Stakeholders in the Madoff Scandal and Their Need to Act Promptly and Proactively – Installment 1

January 12, 2009Articles White Collar Compliance & Defense Blog

The Madoff investment scandal was allegedly the longest, most widespread and financially devastating Ponzi scheme on record. On almost a daily basis since the arrest of Bernard L. Madoff on December 11, 2008, there are new disclosures of victims and classes of victims. Over the next few days this blog will discuss some of the threshold issues that face the manifold stakeholders who have been materially affected by the Madoff scandal. In many cases there may be limited time for victims to act to protect themselves to the maximum. Some of the potential self-protective actions will be identified during the course of identifying the stakeholders. All potential stakeholders should consult professional advisors promptly to have their positions evaluated.

Direct Individual Investors (“DII”)

This class of victim may be the largest in numbers, although not necessarily in potential dollar losses. A DII should collect every scrap of hard copy, digital or electronic information and communication that can be located relative to an investment in Madoff (a “Madoff Investment”), including statements, financial or otherwise, from Madoff, tax statements such as Forms 1099, annual reports, statements by Madoff as to the nature of the investments and returns, etc. Such information may prove to be valuable in isolating the scope of the loss and the factual basis that gave rise to the loss. The factual basis may determine whether or not the DII is a potential class plaintiff should any classes be certified in actions against Madoff and/or his controlled business entities.
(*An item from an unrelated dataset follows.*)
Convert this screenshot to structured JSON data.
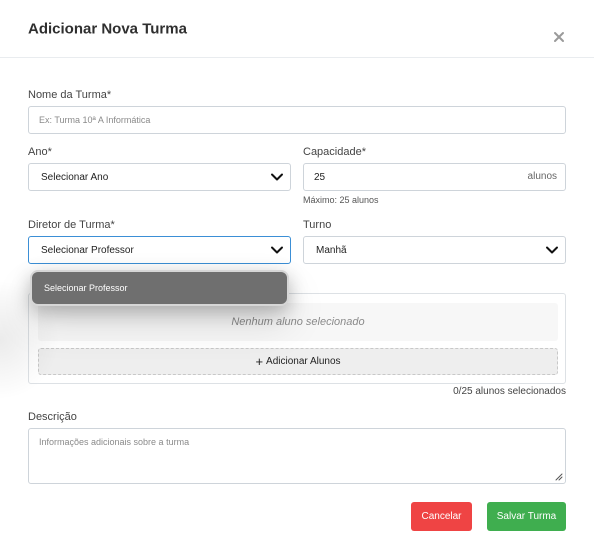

Other immediate concerns for DII include the mailing on January 2, 2009, by the Securities Investor Protection Corporation (“SIPC”) of formal claims packages to potential claimants of Bernard L. Madoff Investment Securities LLC, a licensed broker-dealer affiliate of Madoff. The liquidation case is set in the Southern District of New York. Claims by customers must be filed with the trustee in the liquidation case, not SIPC, by March 4, 2008. The notice from SIPC relates to claims of customers of the broker-dealer who may have lost money or securities registered in “street name” or in the process of being registered. It does not relate to investors who may have lost money in the alleged Ponzi scheme that was extraneous to the broker-dealer.

Another immediate consideration for DII are potential claims for refunds that may be filed with federal and state taxing authorities. Generally the statute of limitations for the filing of refunds is a three-year period from the filing date of the original income tax return. For example, in the case of a taxpayer who filed his or her federal and state returns on April 15, 2006 for a 2005 calendar year, no claims for refund can be made after April 15, 2009. Since the income reflected on Forms 1099 that were supplied to DII cannot be correct to the extent there was negligible real income earned from the investment with Madoff, taxes paid based on the Forms 1099 were excessive and can be available for refunds.

[To be continued in Installment 2]